Image description: A polka dot picnic blanket covered with snacks, yellow flowers, a sunhat and candles.
Gather your government-mandated number of friends, favourite food, and head to one of Oxford’s many green spaces to enjoy a picnic, whether the sun’s out or not.
Trinity Term is the perfect time for picnics. Oxford is full of apt lunch spots: your college gardens, Christ Church Meadows, Port Meadow, University Parks, South Park, Botanic Gardens…the list is endless. But, if I’m honest, the food is what makes a picnic go from mediocre to delightful.

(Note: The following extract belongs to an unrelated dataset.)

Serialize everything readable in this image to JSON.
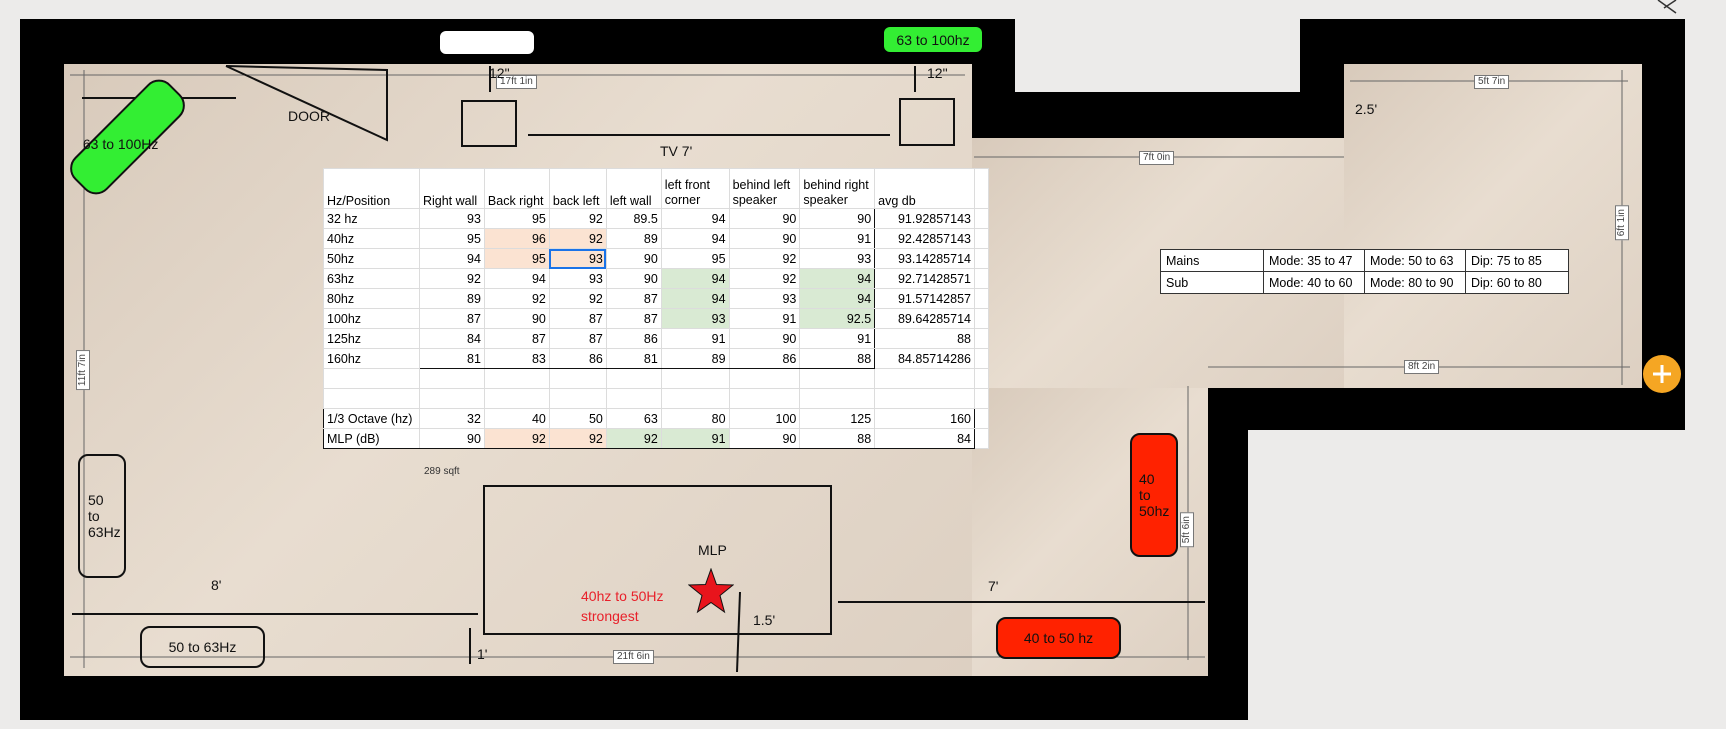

During Hilary Term, one of my friends whipped up a torta salata, a simple Italian tart consisting of vegetables and cheese encased in pastry. With the recent sunny spells in the UK, I attempted to try out some torte salate at home using shop-bought pastry and seasonal vegetables. I soon realised this is the best picnic food. A cross between a quiche, a tart, and a pizza, the torta salata originates in medieval Italy where it was called a pasticium romano. The humble vegetable pastry evolved to suit changing tastes and regional differences in produce.
It is a dish for everyday, often served sliced as antipasti or brought whole to a picnic. It all starts with some pastry (who has time for anything but shop-bought pastry, really?), vegetables and a binder of either egg, ricotta or a few tablespoons of olive oil. The simplicity and versatility lends itself to endless flavour combinations. Sometimes the best-tasting ones are made with whatever random ingredients are hiding in your fridge! I have opted to use seasonal vegetables as they often not only taste better, but cost less.
At the minute, asparagus, wild garlic, new potatoes, and purple sprouting broccoli are here for spring. If you feel like a forest walk out of the city centre, there are some rumoured wild garlic spots in Oxford where you can forage for a tasty topping to your dish. Later in term, runner beans, peas, courgettes, and spring onions are ripe and fresh for summer.
Asparagus, tomato and charred lemon torta salata for April and May:
1 packet of ready-rolled puff pastry (short-crust pastry is also an option)
1 punnet of cherry tomatoes
1 large lemon
1 bunch of asparagus
100g ricotta cheese
A few handfuls of grated hard Italian cheese (optional)
Olive oil (a glug for frying and 2 tbsp for the filling)
Salt and pepper
1. Preheat the oven to 200C/ fan 180C/ gas mark 6. Unroll the pastry onto a tray, using the wax paper to line it.
Note: A torta salata is round and about 20cm wide, but shop-bought pastry is usually rectangular. If you prefer a circular tart, just fold up the pastry in half and roll out into a circle, using a clean wine bottle if, like me, your student kitchen lacks a rolling pin. Maybe use the scraps to make cheese rolls with any leftover ricotta or parmesan.
2. Chop an inch off the woody asparagus ends and slice each spear diagonally into 3 pieces. Next, slice a large lemon into 2cm rounds and halve the cherry tomatoes.
3. Heat 2 tablespoons of olive oil in a pan until it runs quickly over the surface. Add the lemon slices, season with a pinch of sea salt, and fry until fragrant and slightly charred. Transfer the lemon slices onto a plate to use later. Toss the asparagus into the same pan, sautéing until it blisters and browns for around 5 minutes.
4. Next, turn down the heat and add the cherry tomatoes. Stir frequently until they soften and release their juice. Turn off the heat and tip everything in a mixing bowl.
5. Dollop 100g ricotta, 2 tbsp olive oil, and 2 handfuls of grated parmesan into the mixing bowl. Stir until the vegetables are evenly coated, then season with salt and pepper to taste. You could also substitute the parmesan for Grana Padano or crumbled feta. Other tasty additions include a pinch of chilli flakes or a layer of pesto spread onto the pastry before adding the filling…
6. Spread the filling onto the pastry, leaving a 5-7cm gap around the edge. Layer the charred lemon slices on top and finish with a sprinkle of sea salt.
7. For the crust, fold the pastry edges over the top, making little crimps or waves in the dough if you’re feeling *fancy.*
8. Before the torta heads into the oven, brush it lightly with some milk or egg. Bake for 30 minutes. If you prefer a crispier crust, leave it in for another 5 minutes, checking throughout. Enjoy hot or cold. But for a picnic, this recipe is best made the night before and cut into slices once cooled. Pack the slices between sheets of baking paper before placing in the fridge, ready for lunch.
Image credit: Deval Parikh on Unsplash